|Keywords||No keywords specified (fix it)|
|Categories||categorize this paper)|
Setup an account with your affiliations in order to access resources via your University's proxy server
Configure custom proxy (use this if your affiliation does not provide a proxy)
|Through your library|
References found in this work BETA
No references found.
Citations of this work BETA
Michael Stephen Lopato (2016). Social Media, Love, and Sartre’s Look of the Other: Why Online Communication Is Not Fulfilling. Philosophy and Technology 29 (3):195-210.
Luna Dolezal (forthcoming). The Phenomenology of Self-Presentation: Describing the Structures of Intercorporeality with Erving Goffman. Phenomenology and the Cognitive Sciences:1-18.
Similar books and articles
John M. Moreland (1973). For-Itself and in-Itself in Sartre and Merleau-Ponty. Philosophy Today 17 (4):311-318.
Sarah Richmond (2007). Sartre and Bergson: A Disagreement About Nothingness. International Journal of Philosophical Studies 15 (1):77 – 95.
Kathleen Wider (1997). The Bodily Nature of Consciousness: Sartre and Contemporary Philosophy of Mind. Ithaca: Cornell University Press.
Michelle R. Darnell (2008). Ethics in the Age of Reason. Sartre Studies International 14 (2):71-89.
Liu Zhe (2007). Sartre on Kant in the Transcendence of the Ego. Idealistic Studies 37 (1):67-76.
Mary Warnock (1971). Sartre. Garden City, N.Y.,Anchor Books.
Gregory McCulloch (1994). Using Sartre: An Analytical Introduction to Early Sartrean Themes. Routledge.
Alain Flajoliet (2010). Sartre's Phenomenological Anthropology Between Psychoanalysis and 'Daseinsanalysis'. Sartre Studies International 16 (1):40-59.
Cam Clayton (2011). The Psychical Analogon in Sartre's Theory of the Imagination. Sartre Studies International 17 (2):16-27.
Reidar Due (2005). Freedom, Nothingness, Consciousness Some Remarks on the Structure of Being and Nothingness. Sartre Studies International 11 (s 1-2):31-42.
Pierre-Jean Renaudie (2013). Me, Myself and I: Sartre and Husserl on Elusiveness of the Self. Continental Philosophy Review 46 (1):99-113.
Noel Boulting (1998). Sartre's Existential Consciousness. Philosophy in the Contemporary World 5 (4):11-23.
Chad Kleist (2013). Using Sartre's Critique of Dialectical Reason for Managerial Decision-Making. Journal of Business Ethics 112 (2):341-352.

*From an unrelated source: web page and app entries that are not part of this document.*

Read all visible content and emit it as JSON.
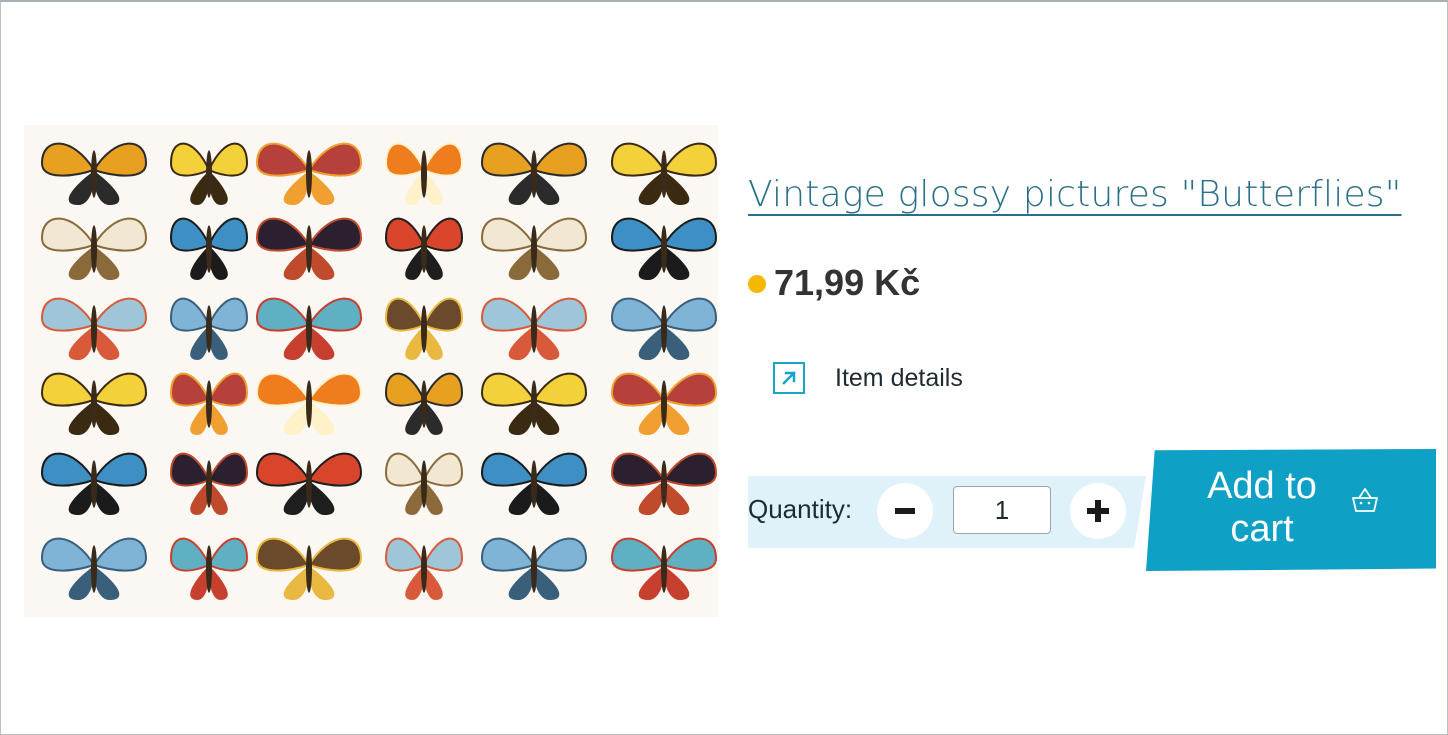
{
  "product": {
    "title": "Vintage glossy pictures \"Butterflies\"",
    "price": "71,99 Kč",
    "availability_color": "#f5b800",
    "details_label": "Item details",
    "details_icon": "external-arrow-icon"
  },
  "quantity": {
    "label": "Quantity:",
    "value": "1",
    "decrease_icon": "minus-icon",
    "increase_icon": "plus-icon"
  },
  "cart": {
    "add_label_line1": "Add to",
    "add_label_line2": "cart",
    "icon": "basket-icon",
    "button_color": "#0fa0c6"
  },
  "image": {
    "subject": "butterflies-sheet"
  }
}
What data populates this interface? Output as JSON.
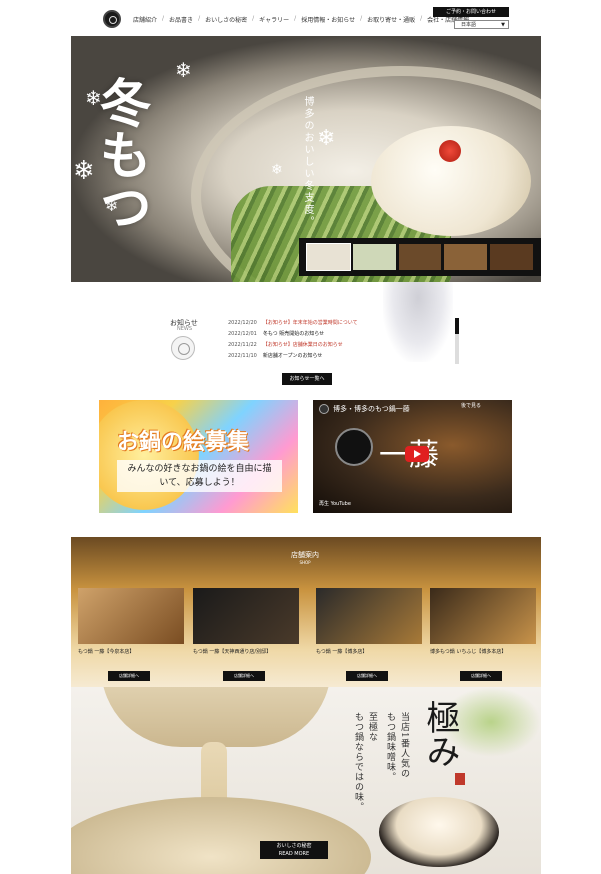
{
  "header": {
    "nav": [
      "店舗紹介",
      "お品書き",
      "おいしさの秘密",
      "ギャラリー",
      "採用情報・お知らせ",
      "お取り寄せ・通販",
      "会社・店舗情報"
    ],
    "reserve_label": "ご予約・お問い合わせ",
    "lang_selected": "日本語"
  },
  "hero": {
    "title": "冬もつ",
    "tagline": "博多のおいしい冬支度。",
    "thumb_colors": [
      "#e8e2d4",
      "#cfd8b8",
      "#6b4a2a",
      "#8a6238",
      "#5a3a20"
    ]
  },
  "news": {
    "title": "お知らせ",
    "subtitle": "NEWS",
    "items": [
      {
        "date": "2022/12/20",
        "text": "【お知らせ】年末年始の営業時間について",
        "red": true
      },
      {
        "date": "2022/12/01",
        "text": "冬もつ 販売開始のお知らせ",
        "red": false
      },
      {
        "date": "2022/11/22",
        "text": "【お知らせ】店舗休業日のお知らせ",
        "red": true
      },
      {
        "date": "2022/11/10",
        "text": "新店舗オープンのお知らせ",
        "red": false
      }
    ],
    "more_label": "お知らせ一覧へ"
  },
  "banners": {
    "contest_title": "お鍋の絵募集",
    "contest_sub": "みんなの好きなお鍋の絵を自由に描いて、応募しよう！",
    "video_title": "博多・博多のもつ鍋一藤",
    "video_watch": "後で見る",
    "video_name": "一藤",
    "video_footer": "再生 YouTube"
  },
  "shops": {
    "label": "店舗案内",
    "label_sub": "SHOP",
    "cards": [
      {
        "name": "もつ鍋 一藤【今泉本店】",
        "btn": "店舗詳細へ",
        "colors": [
          "#cfa26a",
          "#7a4d22"
        ]
      },
      {
        "name": "もつ鍋 一藤【天神西通り店/別邸】",
        "btn": "店舗詳細へ",
        "colors": [
          "#1a1a1a",
          "#4a3a2a"
        ]
      },
      {
        "name": "もつ鍋 一藤【博多店】",
        "btn": "店舗詳細へ",
        "colors": [
          "#2a2a2a",
          "#a87a38"
        ]
      },
      {
        "name": "博多もつ鍋 いちふじ【博多本店】",
        "btn": "店舗詳細へ",
        "colors": [
          "#3a2a1a",
          "#c8934a"
        ]
      }
    ]
  },
  "kiwami": {
    "heading": "極み",
    "copy_lines": [
      "当店1番人気の",
      "もつ鍋味噌味。",
      "至極な",
      "もつ鍋ならではの味。"
    ],
    "more_label": "おいしさの秘密",
    "more_sub": "READ MORE"
  }
}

Added to index2012-04-23
Total downloads53 ( #84,386 of 1,934,734 )
Recent downloads (6 months)10 ( #53,005 of 1,934,734 )
How can I increase my downloads?